French novelist Adrien Bosc and American legendary author Gay Talese will discuss Constellation, Bosc’s best-selling debut novel (Other Press), based on the true story of the 1949 disappearance of Air France’s Lockheed Constellation and its famous passengers.
On October 27, 1949, Air France’s new plane, the Constellation, launched by the extravagant Howard Hughes, welcomed thirty-eight passengers aboard. On October 28, no longer responding to air traffic controllers, the plane disappeared while trying to land on the island of Santa Maria, in the Azores. No one survived.

The question Adrien Bosc’s novel asks is not so much how, but why? What were the series of tiny incidents that, in sequence, propelled the plane toward Redondo Mountain? And who were the passengers? As we recognize Marcel Cerdan, the famous boxer and lover of Edith Piaf, and we remember the musical prodigy Ginette Neveu, whose tattered violin would be found years later, the author ties together their destinies: “Hear the dead, write their small legend, and offer to these thirty-eight men and women, like so many constellations, a life and a story.”

In English.

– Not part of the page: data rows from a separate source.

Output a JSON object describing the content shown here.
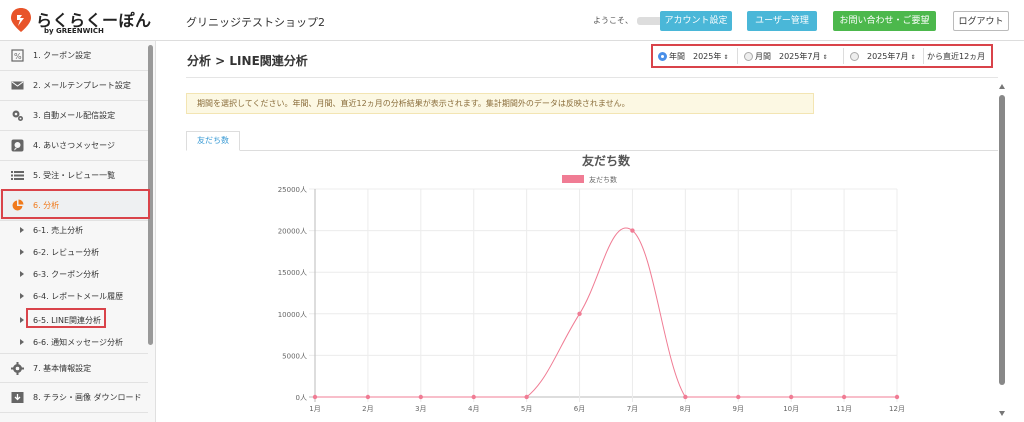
{
  "header": {
    "logo_text": "らくらくーぽん",
    "logo_sub": "by GREENWICH",
    "shop_name": "グリニッジテストショップ2",
    "welcome": "ようこそ、",
    "account_button": "アカウント設定",
    "users_button": "ユーザー管理",
    "contact_button": "お問い合わせ・ご要望",
    "logout_button": "ログアウト"
  },
  "sidebar": {
    "items": [
      {
        "label": "1. クーポン設定",
        "icon": "coupon-icon"
      },
      {
        "label": "2. メールテンプレート設定",
        "icon": "envelope-icon"
      },
      {
        "label": "3. 自動メール配信設定",
        "icon": "gears-icon"
      },
      {
        "label": "4. あいさつメッセージ",
        "icon": "chat-icon"
      },
      {
        "label": "5. 受注・レビュー一覧",
        "icon": "list-icon"
      },
      {
        "label": "6. 分析",
        "icon": "pie-chart-icon",
        "active": true
      },
      {
        "label": "7. 基本情報設定",
        "icon": "gear-icon"
      },
      {
        "label": "8. チラシ・画像 ダウンロード",
        "icon": "download-icon"
      }
    ],
    "subitems": [
      {
        "label": "6-1. 売上分析"
      },
      {
        "label": "6-2. レビュー分析"
      },
      {
        "label": "6-3. クーポン分析"
      },
      {
        "label": "6-4. レポートメール履歴"
      },
      {
        "label": "6-5. LINE関連分析",
        "selected": true
      },
      {
        "label": "6-6. 通知メッセージ分析"
      }
    ]
  },
  "main": {
    "page_title": "分析 > LINE関連分析",
    "period": {
      "year_label": "年間",
      "year_value": "2025年",
      "month_label": "月間",
      "month_value": "2025年7月",
      "recent_value": "2025年7月",
      "recent_suffix": "から直近12ヵ月",
      "selected": "year"
    },
    "notice": "期間を選択してください。年間、月間、直近12ヵ月の分析結果が表示されます。集計期間外のデータは反映されません。",
    "tab_label": "友だち数"
  },
  "colors": {
    "accent_blue": "#4ab7d8",
    "accent_green": "#4cb84c",
    "active_orange": "#f07a1c",
    "highlight_red": "#d9434a",
    "series_pink": "#f07c94"
  },
  "chart_data": {
    "type": "line",
    "title": "友だち数",
    "legend": [
      "友だち数"
    ],
    "legend_position": "top-center",
    "grid": true,
    "categories": [
      "1月",
      "2月",
      "3月",
      "4月",
      "5月",
      "6月",
      "7月",
      "8月",
      "9月",
      "10月",
      "11月",
      "12月"
    ],
    "series": [
      {
        "name": "友だち数",
        "values": [
          0,
          0,
          0,
          0,
          0,
          10000,
          20000,
          0,
          0,
          0,
          0,
          0
        ]
      }
    ],
    "y_ticks": [
      "0人",
      "5000人",
      "10000人",
      "15000人",
      "20000人",
      "25000人"
    ],
    "ylim": [
      0,
      25000
    ]
  }
}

Free and open to the public. No RSVP necessary.

 


Adrien Bosc was born in 1986 in Avignon. Constellation, the winner of the prestigious Grand Prix du roman de l’academie francaise and a best seller in France, is his first novel. 

Gay Talese was born in Ocean City, New Jersey, on February 7th, 1932, to Italian immigrant parents. He attended the University of Alabama, and after graduation was hired as a copyboy at the New York Times. After a brief stint in the Army, Talese returned to the New York Times in 1956 and worked there as a reporter until 1965. Since then he has written for numerous publications, including Esquire, The New Yorker, Newsweek, and Harper’s Magazine.
Gay Talese has written eleven books. His earlier bestsellers deal with the history and influence of The New York Times (The Kingdom and the Power, recently reissued in trade paperback by Random House); the inside story of a Mafia family (Honor Thy Father); the changing moral values of America between World War II and the era before AIDS (Thy Neighbor’s Wife); a historical memoir about his family’s immigration to America from Italy in the years preceding World War II (Unto the Sons, also recently reissued by Random House); and other books such as The Bridge, about the construction of the Verrazano-Narrows span between Brooklyn and Staten Island; New York: A Serendipiter’s Journey, a series of vignettes and essays on New York; and Fame and Obscurity, a collection of his articles principally from the pages of Esquire magazine, where he was credited by Tom Wolfe with the creation of an inventive form of nonfiction writing called “The New Journalism.”
His most recent book A Writer’s Life, is a memoir about the inner workings of a writer’s life and the interplay between experience and writing. A collection of Talese’s sports journalism (The Silent Season of a Hero) was published in September 2010.
Gay Talese lives with his wife, Nan, in New York City. He is working on a book about marriage for Knopf.

Thursday, May 19, 2016
7:00pm

In English. Free and open to the public. No RSVP necessary.

SHARE ON